Fresh hopes for landmark treaty to rescue ocean life
World leaders are under pressure to conclude years of talks on an agreement to protect open oceans that help sustain life on Earth, cover almost half the planet and currently fall under no country's laws.
As plans to protect and restore ecosystems across the world are mainstreamed, conservationists hope an oceans summit in France this week will give fresh momentum to efforts to finalize a legally binding UN treaty on the high seas.
The issue could not be more urgent, they say.
Oceans produce half the oxygen we breathe, regulate the weather and provide humanity's single largest source of protein.
But they are being pushed to the brink by human activities.
Carbon dioxide emissions and global warming drive devastating heatwaves and acidification, while humans have fished some marine species to the edge of extinction and used the world's waters as a garbage dump.
"The oceans as a whole are becoming warmer, the salinity levels are increasing. There's less oxygen for marine life," said Liz Karan, an expert with The Pew Charitable Trusts.
Even if a new treaty cannot solve all these problems, she said the accord was "more important than ever."
"What it can do is to ensure that there are refuges in place, great protected areas in place, that can give marine species a chance to breathe, an opportunity to survive and adapt to climate change."
Today, a patchwork of agreements and regulatory bodies govern shipping, fishing, and mineral extraction, while the UN Convention on the Law of the Sea, negotiated in the 1970s, lays out rules for how far a nation's zone of influence extends beyond its shores.
But despite two decades of consultations and negotiations, there is still no treaty protecting international waters—those marine areas beyond national jurisdiction, accounting for about two-thirds of the world's oceans.
A new round of UN talks in March will aim to conclude the agreement.
"We sometimes say this is the most important environmental treaty that most people haven't even heard of," said Peggy Kalas, director of the High Seas Alliance, which brings together some 40 NGOs and the International Union for Conservation of Nature (IUCN).
The issue is finally gathering wider attention, she said, adding that meetings like the One Ocean Summit being held this week in the north-western French port city of Brest can help add to the pressure on governments to reach an agreement.
"It is really the greatest opportunity in a generation to conserve ocean life and diversity on a global scale," she told AFP.
Several issues divide nations on how best to manage the world's vast expanse of open ocean.
Among the chief issues up for debate are the creation of marine protected areas and the scope for curbing large-scale commercial fishing.
Another contentious question is who gets a share of the benefits from the exploitation of what are known as "marine genetic resources."
Poorer countries fear they will be sidelined as wealthier nations scour the seas for the next wonder ingredients for the pharmaceutical, chemical or cosmetic industries, and lock up the spoils in trademarks and patents.
"They want any financial gain originating from the resources of the high seas to fall under a benefit-sharing regime," said Andre Abreu, of the Tara Ocean Foundation.
An indication of the continued wrangling is the sheer number of sections in the latest treaty draft from 2019 still in tentative square brackets.
These include several overarching statements for the high seas, like the reference to the "polluter pays principle" and the "common heritage of mankind," a designation that currently only applies to the world's sea beds.
Other issues on the table include how to set up environmental impact assessments, enforcement and technology transfer.
The concept of marine protected areas has gathered significant international support, with more than 75 countries backing a plan to create conservation areas covering 30% of the world's land and oceans by 2030.
But the High Seas Alliance said a key issue will be if the treaty allows individual states to be able to veto the creation of a marine protected area.
"We're at the stage where we really need leadership from the highest level," Kalas said.
"This is urgent, every day and year it is delayed, there is biodiversity loss.
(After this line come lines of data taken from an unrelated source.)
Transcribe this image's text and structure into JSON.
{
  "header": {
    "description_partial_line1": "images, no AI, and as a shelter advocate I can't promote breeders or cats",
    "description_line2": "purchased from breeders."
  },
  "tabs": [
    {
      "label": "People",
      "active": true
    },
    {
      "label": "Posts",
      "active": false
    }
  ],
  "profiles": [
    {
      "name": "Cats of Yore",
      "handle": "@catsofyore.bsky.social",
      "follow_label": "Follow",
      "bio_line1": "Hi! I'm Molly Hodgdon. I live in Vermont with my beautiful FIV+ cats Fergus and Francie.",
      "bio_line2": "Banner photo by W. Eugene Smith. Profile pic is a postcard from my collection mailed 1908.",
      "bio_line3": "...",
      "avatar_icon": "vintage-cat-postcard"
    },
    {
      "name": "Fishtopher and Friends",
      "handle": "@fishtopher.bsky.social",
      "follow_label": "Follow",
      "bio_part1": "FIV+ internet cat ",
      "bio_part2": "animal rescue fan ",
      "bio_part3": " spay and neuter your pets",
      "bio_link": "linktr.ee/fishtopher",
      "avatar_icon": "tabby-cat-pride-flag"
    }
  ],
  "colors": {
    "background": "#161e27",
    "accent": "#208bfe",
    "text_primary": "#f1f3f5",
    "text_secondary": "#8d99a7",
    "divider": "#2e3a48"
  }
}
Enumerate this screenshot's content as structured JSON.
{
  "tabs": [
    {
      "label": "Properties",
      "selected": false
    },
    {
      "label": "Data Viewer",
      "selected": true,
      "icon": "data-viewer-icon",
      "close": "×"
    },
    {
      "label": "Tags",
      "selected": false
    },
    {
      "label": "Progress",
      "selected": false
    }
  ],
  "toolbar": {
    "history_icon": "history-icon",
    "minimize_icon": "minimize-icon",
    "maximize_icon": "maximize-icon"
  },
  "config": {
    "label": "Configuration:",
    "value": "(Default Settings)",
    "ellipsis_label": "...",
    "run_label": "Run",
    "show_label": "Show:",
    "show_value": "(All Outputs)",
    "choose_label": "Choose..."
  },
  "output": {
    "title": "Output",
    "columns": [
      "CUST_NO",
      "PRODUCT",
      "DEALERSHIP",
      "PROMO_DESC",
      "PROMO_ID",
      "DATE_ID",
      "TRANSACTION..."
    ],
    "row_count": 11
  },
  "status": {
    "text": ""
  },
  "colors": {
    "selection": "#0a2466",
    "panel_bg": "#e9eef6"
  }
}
We need to conclude these negotiations."
The U.N. Treaty That Could Be the Oceans’ Last Great Hope - Foreign Policy